Seventy three per cent of Australians are in favour of doctor assisted dying for terminally ill patients and during Hospital Week, clinical associate professor of psychiatry at the University of Sydney’s Westmead campus Chris Ryan provided arguments why voluntary assisted dying should be legalised.
Suicide is not a crime in NSW, but assisting suicide is. Anyone who helps another person end their life could face a maximum penalty of 10 years in prison.
Voluntary assisted dying bills are currently before the Victorian and NSW parliaments. The NSW bill allows patients to self-administer, or be assisted by a doctor or another nominated person to administer, a lethal substance to end their life provided they are 25 years or over, suffering a terminal illness that means they are likely to die within 12 months and experiencing unacceptable suffering.
They must have counselling and know their palliative care options, be assessed by two medical practitioners, and then by a psychiatrist or psychologist.
There is a 48 hour cooling off period.
There was no moral difference between practitioner-assisted dying and the withdrawal of active treatment that already occurs.
“Doctors are helping people die now – quite a lot – despite the current laws, but it’s uncontrolled. Physician-assisted dying would provide regulation.”
Laws that allowed voluntary assisted dying would allow patients to avoid weeks or months of suffering, and hand back their control and dignity, he said.
“Suicides tend to be brutal, excruciating experiences for everyone involved,” he told the symposium. “The great majority of suicides and suicide attempts are made by those in the grip of mental illness, or intoxication or fleeting despair. Noone wants more suicides.”
People had a right to self-determination, he said.
“The current arrangements prohibit those who wish to end their own lives.”
It was inevitable that one state jurisdiction would legalise voluntary assisted dying, and others would likely follow.
The wide-ranging symposium on euthanasia included sessions on the health care legacy of Northern Territory legislation that briefly allowed voluntary euthanasia in the 1990s and the difference between palliative care and euthanasia.

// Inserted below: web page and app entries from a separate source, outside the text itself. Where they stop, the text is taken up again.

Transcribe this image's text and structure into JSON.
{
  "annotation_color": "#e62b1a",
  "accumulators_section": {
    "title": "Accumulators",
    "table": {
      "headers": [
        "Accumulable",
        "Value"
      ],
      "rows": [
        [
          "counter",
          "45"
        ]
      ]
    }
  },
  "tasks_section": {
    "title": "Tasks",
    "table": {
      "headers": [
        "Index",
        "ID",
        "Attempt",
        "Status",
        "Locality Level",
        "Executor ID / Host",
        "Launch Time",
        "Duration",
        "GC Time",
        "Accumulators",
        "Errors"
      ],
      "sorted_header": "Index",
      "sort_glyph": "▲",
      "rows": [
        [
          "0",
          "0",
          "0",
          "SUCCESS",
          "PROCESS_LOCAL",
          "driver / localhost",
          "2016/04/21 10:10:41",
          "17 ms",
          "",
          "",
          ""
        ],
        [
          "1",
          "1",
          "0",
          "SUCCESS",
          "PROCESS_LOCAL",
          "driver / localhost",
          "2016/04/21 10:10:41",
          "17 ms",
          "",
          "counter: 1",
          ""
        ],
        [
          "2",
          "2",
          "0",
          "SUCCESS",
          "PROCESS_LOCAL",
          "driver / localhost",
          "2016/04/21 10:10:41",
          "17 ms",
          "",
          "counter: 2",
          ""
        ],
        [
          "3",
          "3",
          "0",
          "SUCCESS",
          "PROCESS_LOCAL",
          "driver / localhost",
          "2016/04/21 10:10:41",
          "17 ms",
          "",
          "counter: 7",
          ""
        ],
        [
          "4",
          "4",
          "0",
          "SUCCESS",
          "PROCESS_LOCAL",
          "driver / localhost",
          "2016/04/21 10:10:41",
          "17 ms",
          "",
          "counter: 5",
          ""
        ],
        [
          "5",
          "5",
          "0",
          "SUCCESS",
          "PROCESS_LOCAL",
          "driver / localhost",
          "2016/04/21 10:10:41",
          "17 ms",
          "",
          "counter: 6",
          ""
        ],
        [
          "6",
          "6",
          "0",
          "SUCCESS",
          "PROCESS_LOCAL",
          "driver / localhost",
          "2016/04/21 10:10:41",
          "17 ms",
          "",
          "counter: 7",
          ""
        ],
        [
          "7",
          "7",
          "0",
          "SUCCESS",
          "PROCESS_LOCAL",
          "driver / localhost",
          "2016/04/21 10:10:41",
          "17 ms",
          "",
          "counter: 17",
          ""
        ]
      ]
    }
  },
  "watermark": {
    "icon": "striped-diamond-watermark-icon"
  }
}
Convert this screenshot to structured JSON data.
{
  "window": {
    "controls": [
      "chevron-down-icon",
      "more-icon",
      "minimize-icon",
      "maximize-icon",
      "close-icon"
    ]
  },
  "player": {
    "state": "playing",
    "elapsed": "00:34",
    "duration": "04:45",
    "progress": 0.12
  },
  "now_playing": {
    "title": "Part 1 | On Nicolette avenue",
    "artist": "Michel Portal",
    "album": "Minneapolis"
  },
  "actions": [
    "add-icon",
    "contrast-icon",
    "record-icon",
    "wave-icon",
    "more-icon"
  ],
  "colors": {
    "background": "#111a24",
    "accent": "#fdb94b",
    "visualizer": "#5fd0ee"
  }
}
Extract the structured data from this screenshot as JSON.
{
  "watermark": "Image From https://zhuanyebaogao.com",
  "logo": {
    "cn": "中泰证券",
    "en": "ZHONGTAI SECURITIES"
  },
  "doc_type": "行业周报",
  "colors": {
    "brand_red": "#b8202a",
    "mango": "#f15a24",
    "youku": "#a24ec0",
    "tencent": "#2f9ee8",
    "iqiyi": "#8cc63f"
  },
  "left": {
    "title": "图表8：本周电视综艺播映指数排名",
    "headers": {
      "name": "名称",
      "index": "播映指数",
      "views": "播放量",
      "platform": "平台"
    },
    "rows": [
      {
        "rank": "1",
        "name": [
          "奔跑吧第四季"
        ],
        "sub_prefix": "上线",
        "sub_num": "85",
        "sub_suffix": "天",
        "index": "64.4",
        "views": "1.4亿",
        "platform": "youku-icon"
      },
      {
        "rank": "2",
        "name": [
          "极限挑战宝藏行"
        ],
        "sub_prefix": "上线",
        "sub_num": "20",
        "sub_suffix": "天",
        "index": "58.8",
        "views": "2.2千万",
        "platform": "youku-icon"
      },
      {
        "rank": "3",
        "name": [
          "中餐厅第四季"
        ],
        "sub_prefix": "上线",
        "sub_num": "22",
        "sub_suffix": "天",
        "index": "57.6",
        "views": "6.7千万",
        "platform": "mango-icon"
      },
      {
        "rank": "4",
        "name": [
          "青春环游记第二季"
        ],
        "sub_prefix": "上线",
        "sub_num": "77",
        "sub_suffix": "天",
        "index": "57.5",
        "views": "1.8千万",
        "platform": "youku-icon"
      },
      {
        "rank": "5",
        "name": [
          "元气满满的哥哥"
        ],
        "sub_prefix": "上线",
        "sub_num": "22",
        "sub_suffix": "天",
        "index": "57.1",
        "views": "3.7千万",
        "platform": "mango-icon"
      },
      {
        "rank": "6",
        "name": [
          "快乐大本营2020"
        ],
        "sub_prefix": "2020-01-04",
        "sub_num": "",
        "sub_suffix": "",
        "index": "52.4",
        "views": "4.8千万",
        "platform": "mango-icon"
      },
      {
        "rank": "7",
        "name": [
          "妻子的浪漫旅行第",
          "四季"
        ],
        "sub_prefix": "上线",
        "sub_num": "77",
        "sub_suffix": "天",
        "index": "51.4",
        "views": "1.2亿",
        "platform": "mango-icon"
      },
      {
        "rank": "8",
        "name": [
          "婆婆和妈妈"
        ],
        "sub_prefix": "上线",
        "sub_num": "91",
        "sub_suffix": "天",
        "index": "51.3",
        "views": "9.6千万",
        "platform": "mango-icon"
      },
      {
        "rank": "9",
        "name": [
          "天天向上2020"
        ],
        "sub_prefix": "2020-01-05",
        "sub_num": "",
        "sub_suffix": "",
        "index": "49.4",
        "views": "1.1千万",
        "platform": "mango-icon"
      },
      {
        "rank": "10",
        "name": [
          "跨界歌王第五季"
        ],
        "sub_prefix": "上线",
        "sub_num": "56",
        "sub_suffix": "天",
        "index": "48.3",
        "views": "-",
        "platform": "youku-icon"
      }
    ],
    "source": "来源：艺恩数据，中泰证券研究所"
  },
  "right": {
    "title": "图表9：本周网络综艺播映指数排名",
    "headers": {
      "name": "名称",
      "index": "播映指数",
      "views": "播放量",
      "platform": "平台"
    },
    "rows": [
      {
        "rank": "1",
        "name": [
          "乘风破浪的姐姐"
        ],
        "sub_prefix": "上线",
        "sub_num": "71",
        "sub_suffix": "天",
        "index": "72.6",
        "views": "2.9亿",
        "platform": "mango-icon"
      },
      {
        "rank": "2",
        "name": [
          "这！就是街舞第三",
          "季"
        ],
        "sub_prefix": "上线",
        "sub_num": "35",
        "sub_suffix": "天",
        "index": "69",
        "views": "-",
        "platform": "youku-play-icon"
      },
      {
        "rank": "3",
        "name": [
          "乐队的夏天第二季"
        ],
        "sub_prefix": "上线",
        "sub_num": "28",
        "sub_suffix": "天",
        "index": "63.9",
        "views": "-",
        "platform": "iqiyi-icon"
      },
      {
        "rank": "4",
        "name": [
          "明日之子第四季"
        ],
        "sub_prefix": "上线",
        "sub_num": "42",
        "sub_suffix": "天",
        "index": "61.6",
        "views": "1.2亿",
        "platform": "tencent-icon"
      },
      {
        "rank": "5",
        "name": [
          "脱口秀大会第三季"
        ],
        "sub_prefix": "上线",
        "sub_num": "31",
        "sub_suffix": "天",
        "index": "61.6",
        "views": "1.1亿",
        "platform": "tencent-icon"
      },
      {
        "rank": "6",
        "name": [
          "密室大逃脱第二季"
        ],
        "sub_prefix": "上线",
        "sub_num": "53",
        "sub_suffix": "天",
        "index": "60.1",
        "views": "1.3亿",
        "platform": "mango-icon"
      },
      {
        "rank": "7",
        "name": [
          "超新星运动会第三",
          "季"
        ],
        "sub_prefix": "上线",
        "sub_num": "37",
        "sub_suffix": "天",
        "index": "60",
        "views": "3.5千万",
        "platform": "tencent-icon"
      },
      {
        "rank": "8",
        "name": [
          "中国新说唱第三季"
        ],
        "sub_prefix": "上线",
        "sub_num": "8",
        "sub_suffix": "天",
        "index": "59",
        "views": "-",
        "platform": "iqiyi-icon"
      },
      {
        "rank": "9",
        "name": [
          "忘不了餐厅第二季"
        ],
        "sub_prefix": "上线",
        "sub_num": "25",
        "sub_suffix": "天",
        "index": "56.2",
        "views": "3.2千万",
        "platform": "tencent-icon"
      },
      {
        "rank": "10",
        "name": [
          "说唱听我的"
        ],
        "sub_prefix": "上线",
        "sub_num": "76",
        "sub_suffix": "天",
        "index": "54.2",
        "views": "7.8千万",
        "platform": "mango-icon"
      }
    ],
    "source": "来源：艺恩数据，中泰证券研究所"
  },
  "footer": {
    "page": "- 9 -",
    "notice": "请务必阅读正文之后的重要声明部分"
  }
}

Western Sydney Local Health District director of supportive and palliative medicine Dr Sally Greenaway said the topic came with “passionate” views.
“We need to hear from the voices that tend to get drowned out,” she said.